IATA is more unhappy with ATC providers than with airports over charges, particularly those in Europe. According to director general Pierre Jeanniot, some "have decided that their services are an irreducible cost, and are not ready to make any attempt to reduce that cost." He points to the ATC providers of Belgium (24% rise), Germany (16%), the Netherlands (12%) and Spain (20%), as the worst offenders for proposing fee hikes.

Alexander ter Kuile, secretary general of the Civil Air Navigation Services Organisation (CANSO), defends the industry, saying it is caught "between a rock and a hard place". In Europe, most providers operate on the cost-recovery principle, through which whatever costs are incurred are turned into the charging rate.

Since they are pure cash-flow operations, with little reserves and only limited ability to cut operational costs, when revenue eventually dries up, an adjustment needs to be made immediately, ter Kuile says.

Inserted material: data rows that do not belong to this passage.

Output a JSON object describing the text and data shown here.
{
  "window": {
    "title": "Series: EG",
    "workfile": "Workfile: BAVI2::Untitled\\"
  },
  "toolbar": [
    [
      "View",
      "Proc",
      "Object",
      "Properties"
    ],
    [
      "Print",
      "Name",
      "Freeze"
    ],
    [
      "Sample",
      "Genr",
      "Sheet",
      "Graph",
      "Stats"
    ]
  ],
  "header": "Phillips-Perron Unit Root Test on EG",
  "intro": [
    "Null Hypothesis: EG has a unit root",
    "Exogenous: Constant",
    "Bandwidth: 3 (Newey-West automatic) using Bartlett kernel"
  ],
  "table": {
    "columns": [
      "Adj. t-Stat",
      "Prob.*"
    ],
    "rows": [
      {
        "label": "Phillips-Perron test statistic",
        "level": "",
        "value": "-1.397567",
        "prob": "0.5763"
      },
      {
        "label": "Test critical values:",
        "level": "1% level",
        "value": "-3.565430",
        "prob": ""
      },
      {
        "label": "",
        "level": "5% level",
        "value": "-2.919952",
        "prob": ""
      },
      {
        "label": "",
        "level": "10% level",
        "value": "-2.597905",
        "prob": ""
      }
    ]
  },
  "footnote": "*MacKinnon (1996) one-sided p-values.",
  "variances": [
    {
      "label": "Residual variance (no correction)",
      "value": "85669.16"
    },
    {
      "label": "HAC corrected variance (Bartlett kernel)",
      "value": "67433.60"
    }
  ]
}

Although he admits some providers are not great examples of efficiency, others have done everything in their power to cut costs. For example, the UK's National Air Traffic Services has accelerated a staff reduction programme and deferred some expenditure, while IATA praises the Irish Aviation Authority and Nav Canada for their efforts to reduce costs.

For CANSO's ter Kuile this issue highlights a structural problem for the industry. He believes the financial structure of providers may need reviewing, creating a system which falls short of privatisation but is at least one which offers providers financial incentives to be more efficient and make cost reductions. "The cost recovery principle is a financial instrument where there is no room for us to manoeuvre, "he says.

Source: Airline Business